What you will do: Give back a single number: the count of lines in the data that contain the string "this".

Exercise materials:

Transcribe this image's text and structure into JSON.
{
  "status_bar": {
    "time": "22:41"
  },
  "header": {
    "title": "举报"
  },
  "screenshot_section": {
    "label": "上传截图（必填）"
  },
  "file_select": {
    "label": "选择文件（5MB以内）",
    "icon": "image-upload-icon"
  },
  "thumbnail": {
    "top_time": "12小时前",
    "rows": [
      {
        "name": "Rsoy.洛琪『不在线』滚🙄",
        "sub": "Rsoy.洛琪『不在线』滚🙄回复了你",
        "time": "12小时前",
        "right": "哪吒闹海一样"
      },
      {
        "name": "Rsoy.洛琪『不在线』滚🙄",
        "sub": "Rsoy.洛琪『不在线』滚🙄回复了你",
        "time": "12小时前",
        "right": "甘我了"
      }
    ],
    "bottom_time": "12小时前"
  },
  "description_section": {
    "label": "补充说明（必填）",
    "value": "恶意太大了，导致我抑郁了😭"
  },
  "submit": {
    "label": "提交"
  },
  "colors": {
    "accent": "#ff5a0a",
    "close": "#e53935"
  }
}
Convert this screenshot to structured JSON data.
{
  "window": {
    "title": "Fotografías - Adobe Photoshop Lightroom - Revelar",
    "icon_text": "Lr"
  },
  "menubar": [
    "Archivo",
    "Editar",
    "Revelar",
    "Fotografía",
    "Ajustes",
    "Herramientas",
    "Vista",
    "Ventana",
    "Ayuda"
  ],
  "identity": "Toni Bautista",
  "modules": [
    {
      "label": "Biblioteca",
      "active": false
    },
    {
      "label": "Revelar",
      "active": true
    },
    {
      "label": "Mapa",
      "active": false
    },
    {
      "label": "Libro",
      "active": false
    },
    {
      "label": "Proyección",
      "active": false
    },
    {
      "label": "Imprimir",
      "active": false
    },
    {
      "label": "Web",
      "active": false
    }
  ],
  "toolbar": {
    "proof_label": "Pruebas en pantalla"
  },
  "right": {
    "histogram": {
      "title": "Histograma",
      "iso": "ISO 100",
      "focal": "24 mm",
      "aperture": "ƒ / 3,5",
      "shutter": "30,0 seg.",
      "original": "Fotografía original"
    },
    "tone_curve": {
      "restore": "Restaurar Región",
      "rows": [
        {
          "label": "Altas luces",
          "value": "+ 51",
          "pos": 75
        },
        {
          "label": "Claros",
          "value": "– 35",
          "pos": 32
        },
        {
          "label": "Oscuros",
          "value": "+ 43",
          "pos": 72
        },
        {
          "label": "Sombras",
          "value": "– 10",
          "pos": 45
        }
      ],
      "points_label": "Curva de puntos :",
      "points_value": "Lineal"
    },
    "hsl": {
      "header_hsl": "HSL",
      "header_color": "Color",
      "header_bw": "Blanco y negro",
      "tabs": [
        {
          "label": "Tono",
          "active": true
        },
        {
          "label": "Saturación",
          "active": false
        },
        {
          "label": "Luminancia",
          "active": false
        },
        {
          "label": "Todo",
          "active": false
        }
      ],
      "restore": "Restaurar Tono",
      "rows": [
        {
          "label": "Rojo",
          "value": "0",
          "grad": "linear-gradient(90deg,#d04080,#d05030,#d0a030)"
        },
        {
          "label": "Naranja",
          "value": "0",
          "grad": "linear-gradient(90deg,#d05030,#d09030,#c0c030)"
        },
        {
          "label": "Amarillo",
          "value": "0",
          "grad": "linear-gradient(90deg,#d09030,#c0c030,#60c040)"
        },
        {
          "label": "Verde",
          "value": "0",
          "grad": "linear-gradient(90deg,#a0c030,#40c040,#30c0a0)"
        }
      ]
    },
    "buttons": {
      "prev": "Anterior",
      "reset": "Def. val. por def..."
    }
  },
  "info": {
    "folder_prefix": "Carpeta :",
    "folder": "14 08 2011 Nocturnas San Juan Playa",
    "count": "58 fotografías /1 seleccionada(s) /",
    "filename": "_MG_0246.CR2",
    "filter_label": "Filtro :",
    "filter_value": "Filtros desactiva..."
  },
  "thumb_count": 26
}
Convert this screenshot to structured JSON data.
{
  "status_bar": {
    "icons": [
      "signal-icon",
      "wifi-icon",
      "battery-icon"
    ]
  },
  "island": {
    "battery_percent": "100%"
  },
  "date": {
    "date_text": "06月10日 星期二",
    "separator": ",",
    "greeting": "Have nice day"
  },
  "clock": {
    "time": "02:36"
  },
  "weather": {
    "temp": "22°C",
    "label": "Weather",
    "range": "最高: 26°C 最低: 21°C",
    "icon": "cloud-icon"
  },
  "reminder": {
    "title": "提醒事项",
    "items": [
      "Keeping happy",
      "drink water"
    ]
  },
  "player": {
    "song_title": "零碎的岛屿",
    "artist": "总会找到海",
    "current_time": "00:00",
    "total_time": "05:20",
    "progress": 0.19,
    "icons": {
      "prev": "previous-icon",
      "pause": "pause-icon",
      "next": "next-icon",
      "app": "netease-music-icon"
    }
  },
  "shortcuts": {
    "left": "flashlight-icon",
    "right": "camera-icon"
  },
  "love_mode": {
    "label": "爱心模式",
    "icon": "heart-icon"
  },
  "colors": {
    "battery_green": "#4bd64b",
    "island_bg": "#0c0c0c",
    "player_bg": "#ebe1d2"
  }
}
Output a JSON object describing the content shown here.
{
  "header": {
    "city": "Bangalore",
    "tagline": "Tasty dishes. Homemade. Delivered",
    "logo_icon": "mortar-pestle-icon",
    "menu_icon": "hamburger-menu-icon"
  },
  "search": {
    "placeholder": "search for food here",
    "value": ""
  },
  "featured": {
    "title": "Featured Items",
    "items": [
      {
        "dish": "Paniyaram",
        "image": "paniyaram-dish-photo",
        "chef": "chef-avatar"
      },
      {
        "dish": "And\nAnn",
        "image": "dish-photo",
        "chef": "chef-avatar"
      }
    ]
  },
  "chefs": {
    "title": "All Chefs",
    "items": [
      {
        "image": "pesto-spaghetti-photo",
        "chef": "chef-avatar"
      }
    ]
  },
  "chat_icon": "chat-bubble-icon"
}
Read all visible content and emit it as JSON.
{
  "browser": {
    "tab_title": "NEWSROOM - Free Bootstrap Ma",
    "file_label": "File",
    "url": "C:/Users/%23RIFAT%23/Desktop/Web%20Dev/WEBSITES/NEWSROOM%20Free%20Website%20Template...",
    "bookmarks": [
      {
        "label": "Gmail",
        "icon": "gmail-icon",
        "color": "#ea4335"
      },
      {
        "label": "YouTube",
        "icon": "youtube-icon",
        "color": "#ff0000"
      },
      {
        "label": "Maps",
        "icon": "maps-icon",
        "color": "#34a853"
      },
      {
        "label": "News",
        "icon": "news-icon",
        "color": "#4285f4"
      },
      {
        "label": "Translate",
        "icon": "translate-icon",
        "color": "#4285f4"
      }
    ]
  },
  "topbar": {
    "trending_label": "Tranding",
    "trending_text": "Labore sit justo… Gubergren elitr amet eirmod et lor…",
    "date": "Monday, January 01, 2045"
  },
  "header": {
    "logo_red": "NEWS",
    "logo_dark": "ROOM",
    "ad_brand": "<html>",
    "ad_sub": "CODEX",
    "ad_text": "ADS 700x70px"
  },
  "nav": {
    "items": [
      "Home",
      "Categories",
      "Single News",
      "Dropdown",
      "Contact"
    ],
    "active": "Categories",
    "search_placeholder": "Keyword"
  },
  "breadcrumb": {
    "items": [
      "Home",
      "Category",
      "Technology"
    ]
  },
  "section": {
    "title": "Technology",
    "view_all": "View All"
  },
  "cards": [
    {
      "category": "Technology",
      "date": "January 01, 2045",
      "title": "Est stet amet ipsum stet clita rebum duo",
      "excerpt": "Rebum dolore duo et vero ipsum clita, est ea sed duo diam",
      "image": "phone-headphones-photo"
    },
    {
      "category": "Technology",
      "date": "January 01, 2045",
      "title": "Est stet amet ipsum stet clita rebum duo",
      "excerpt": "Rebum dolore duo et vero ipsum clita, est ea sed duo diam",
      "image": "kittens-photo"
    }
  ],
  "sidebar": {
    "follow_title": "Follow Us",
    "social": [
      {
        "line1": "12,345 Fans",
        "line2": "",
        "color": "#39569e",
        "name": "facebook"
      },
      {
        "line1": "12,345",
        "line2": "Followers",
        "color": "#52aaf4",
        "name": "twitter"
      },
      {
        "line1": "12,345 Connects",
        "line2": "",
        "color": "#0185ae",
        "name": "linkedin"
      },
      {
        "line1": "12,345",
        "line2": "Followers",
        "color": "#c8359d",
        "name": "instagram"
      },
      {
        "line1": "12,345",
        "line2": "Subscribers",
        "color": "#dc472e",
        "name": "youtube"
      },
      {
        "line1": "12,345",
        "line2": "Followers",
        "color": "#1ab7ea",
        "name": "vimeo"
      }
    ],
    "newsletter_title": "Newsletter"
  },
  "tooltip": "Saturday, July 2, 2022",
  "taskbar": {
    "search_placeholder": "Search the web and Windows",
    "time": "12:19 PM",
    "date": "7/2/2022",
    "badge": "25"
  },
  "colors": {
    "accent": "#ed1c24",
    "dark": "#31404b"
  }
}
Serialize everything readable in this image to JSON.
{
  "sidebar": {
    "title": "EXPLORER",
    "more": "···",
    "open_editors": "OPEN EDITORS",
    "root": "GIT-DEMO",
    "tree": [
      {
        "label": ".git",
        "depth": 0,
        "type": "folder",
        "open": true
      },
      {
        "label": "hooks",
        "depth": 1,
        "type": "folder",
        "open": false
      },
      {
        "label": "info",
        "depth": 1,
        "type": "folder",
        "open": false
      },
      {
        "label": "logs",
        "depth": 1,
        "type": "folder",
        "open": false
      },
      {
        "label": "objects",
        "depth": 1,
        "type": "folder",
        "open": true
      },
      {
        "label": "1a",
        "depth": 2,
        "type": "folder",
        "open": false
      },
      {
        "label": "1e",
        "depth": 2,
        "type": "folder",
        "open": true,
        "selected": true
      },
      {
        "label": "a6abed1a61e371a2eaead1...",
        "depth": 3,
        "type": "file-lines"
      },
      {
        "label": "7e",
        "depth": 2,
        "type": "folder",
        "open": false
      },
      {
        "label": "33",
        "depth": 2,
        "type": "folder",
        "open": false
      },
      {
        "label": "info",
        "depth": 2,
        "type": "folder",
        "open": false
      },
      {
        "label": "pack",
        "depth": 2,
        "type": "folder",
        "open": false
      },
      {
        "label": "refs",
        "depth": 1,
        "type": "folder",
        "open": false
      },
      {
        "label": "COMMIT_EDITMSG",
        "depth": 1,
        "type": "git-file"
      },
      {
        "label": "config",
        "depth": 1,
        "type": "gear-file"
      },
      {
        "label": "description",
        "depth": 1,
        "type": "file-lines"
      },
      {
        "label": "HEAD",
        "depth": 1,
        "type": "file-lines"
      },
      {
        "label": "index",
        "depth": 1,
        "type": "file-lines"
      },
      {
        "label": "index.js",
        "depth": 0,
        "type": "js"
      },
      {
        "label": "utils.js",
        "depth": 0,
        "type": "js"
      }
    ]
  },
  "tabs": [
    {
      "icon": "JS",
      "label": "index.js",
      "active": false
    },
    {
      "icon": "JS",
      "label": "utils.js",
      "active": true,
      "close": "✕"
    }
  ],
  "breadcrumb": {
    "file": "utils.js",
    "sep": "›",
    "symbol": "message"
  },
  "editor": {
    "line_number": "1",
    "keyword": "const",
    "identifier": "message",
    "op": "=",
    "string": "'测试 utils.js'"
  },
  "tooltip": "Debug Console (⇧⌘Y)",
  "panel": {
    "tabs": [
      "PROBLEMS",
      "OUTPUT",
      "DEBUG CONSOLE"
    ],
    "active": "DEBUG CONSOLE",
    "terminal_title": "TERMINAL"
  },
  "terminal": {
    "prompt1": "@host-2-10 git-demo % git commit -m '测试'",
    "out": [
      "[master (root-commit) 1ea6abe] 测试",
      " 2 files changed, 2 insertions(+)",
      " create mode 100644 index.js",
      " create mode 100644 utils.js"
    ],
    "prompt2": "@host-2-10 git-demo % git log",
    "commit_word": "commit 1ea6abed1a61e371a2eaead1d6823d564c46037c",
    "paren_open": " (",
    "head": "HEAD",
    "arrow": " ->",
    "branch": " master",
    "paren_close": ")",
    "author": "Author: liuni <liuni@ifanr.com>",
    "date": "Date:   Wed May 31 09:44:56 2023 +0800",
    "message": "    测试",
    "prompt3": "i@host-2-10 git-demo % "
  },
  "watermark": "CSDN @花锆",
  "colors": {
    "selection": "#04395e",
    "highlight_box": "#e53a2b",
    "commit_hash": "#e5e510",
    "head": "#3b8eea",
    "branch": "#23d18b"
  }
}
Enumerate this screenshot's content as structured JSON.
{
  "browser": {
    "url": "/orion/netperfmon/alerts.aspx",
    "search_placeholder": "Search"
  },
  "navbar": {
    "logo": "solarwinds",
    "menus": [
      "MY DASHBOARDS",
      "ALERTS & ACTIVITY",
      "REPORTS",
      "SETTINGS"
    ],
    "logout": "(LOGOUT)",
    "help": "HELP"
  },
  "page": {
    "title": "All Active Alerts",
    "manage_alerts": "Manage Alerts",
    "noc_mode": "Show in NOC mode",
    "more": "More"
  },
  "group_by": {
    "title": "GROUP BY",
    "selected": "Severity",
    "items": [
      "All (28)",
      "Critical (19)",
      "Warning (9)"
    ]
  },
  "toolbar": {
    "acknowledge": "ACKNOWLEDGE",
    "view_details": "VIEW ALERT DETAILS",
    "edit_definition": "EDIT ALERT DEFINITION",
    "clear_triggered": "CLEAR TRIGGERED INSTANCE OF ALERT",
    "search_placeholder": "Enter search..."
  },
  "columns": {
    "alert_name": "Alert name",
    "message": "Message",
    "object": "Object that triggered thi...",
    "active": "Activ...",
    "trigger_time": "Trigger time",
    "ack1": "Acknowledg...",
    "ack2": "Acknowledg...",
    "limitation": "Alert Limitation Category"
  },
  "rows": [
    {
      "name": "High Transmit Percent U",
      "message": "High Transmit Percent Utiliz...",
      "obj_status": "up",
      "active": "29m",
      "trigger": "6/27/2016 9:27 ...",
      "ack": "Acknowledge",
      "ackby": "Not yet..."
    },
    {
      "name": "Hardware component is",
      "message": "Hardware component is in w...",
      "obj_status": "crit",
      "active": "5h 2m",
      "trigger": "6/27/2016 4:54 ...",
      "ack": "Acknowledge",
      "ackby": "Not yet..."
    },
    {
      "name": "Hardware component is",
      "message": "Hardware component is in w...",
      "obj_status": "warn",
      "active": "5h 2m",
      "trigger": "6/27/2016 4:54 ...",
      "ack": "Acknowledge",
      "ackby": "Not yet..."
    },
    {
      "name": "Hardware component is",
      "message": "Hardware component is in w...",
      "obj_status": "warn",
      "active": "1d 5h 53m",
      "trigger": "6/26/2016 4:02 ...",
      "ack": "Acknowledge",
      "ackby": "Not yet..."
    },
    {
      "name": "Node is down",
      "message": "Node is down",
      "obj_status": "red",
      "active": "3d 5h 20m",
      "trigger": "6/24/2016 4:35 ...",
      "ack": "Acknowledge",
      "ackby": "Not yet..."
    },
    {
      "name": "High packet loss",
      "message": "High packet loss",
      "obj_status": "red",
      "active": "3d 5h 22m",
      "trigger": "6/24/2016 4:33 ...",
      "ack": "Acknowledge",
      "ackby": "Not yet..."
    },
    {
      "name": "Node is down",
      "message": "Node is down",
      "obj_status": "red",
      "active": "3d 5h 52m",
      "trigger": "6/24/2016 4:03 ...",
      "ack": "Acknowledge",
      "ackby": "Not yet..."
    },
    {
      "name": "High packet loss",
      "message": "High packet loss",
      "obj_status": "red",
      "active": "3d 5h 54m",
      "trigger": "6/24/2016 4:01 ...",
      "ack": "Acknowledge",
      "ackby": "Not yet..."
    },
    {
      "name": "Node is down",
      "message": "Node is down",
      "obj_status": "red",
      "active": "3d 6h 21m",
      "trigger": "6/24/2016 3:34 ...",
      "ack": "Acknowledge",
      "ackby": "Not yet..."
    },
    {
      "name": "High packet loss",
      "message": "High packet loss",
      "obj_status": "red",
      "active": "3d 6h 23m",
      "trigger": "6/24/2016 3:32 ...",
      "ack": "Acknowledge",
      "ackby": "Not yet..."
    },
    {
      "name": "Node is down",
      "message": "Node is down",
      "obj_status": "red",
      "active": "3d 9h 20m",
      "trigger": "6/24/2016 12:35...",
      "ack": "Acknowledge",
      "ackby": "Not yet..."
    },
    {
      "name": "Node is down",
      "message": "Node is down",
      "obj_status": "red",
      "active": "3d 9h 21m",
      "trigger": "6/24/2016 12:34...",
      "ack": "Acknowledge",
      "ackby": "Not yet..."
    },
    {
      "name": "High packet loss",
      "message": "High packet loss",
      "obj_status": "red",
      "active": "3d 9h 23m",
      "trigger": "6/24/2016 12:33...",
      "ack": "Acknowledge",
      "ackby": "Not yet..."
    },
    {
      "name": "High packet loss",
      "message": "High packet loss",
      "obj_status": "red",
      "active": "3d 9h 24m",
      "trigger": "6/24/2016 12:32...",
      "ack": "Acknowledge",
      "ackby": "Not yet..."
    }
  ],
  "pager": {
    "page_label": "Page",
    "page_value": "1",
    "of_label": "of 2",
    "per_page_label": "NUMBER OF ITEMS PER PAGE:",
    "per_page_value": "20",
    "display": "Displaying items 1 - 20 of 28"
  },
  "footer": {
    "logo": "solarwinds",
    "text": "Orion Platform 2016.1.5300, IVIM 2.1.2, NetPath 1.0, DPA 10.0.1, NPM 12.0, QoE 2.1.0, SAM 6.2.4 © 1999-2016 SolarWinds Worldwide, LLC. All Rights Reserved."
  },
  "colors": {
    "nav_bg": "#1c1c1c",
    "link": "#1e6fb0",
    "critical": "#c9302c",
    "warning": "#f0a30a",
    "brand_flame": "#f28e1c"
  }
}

Answer to the problem: 5